Brief -> Repeat the listing below in full, exactly.

Data provided ->

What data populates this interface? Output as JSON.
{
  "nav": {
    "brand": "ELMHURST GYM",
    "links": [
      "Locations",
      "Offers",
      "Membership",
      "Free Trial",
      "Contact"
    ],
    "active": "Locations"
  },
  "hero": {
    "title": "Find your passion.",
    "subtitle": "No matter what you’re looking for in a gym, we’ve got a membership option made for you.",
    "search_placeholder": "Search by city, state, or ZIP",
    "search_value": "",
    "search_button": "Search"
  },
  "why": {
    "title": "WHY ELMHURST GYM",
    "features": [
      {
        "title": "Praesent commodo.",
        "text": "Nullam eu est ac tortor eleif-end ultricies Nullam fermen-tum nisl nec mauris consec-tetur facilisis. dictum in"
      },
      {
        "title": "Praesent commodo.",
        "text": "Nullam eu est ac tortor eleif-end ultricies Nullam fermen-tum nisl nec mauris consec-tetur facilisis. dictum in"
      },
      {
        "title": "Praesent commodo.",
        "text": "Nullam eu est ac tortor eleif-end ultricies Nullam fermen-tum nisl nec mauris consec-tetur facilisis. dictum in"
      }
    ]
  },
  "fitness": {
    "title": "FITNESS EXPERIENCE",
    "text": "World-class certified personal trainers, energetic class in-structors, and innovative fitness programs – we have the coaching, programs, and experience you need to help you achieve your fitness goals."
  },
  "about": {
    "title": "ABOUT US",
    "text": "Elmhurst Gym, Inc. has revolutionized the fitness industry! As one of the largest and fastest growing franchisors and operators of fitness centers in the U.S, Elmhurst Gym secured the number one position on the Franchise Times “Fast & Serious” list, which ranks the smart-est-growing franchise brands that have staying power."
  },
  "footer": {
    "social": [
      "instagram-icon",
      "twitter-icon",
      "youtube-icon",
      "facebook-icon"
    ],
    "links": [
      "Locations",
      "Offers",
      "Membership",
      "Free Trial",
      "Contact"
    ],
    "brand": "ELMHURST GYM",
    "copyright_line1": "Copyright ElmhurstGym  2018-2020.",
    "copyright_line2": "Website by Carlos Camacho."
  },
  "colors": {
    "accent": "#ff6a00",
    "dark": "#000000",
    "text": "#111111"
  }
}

Finished task ->
What data populates this interface? Output as JSON.
{
  "nav": {
    "brand": "ELMHURST GYM",
    "links": [
      "Locations",
      "Offers",
      "Membership",
      "Free Trial",
      "Contact"
    ],
    "active": "Locations"
  },
  "hero": {
    "title": "Find your passion.",
    "subtitle": "No matter what you’re looking for in a gym, we’ve got a membership option made for you.",
    "search_placeholder": "Search by city, state, or ZIP",
    "search_value": "",
    "search_button": "Search"
  },
  "why": {
    "title": "WHY ELMHURST GYM",
    "features": [
      {
        "title": "Praesent commodo.",
        "text": "Nullam eu est ac tortor eleif-end ultricies Nullam fermen-tum nisl nec mauris consec-tetur facilisis. dictum in"
      },
      {
        "title": "Praesent commodo.",
        "text": "Nullam eu est ac tortor eleif-end ultricies Nullam fermen-tum nisl nec mauris consec-tetur facilisis. dictum in"
      },
      {
        "title": "Praesent commodo.",
        "text": "Nullam eu est ac tortor eleif-end ultricies Nullam fermen-tum nisl nec mauris consec-tetur facilisis. dictum in"
      }
    ]
  },
  "fitness": {
    "title": "FITNESS EXPERIENCE",
    "text": "World-class certified personal trainers, energetic class in-structors, and innovative fitness programs – we have the coaching, programs, and experience you need to help you achieve your fitness goals."
  },
  "about": {
    "title": "ABOUT US",
    "text": "Elmhurst Gym, Inc. has revolutionized the fitness industry! As one of the largest and fastest growing franchisors and operators of fitness centers in the U.S, Elmhurst Gym secured the number one position on the Franchise Times “Fast & Serious” list, which ranks the smart-est-growing franchise brands that have staying power."
  },
  "footer": {
    "social": [
      "instagram-icon",
      "twitter-icon",
      "youtube-icon",
      "facebook-icon"
    ],
    "links": [
      "Locations",
      "Offers",
      "Membership",
      "Free Trial",
      "Contact"
    ],
    "brand": "ELMHURST GYM",
    "copyright_line1": "Copyright ElmhurstGym  2018-2020.",
    "copyright_line2": "Website by Carlos Camacho."
  },
  "colors": {
    "accent": "#ff6a00",
    "dark": "#000000",
    "text": "#111111"
  }
}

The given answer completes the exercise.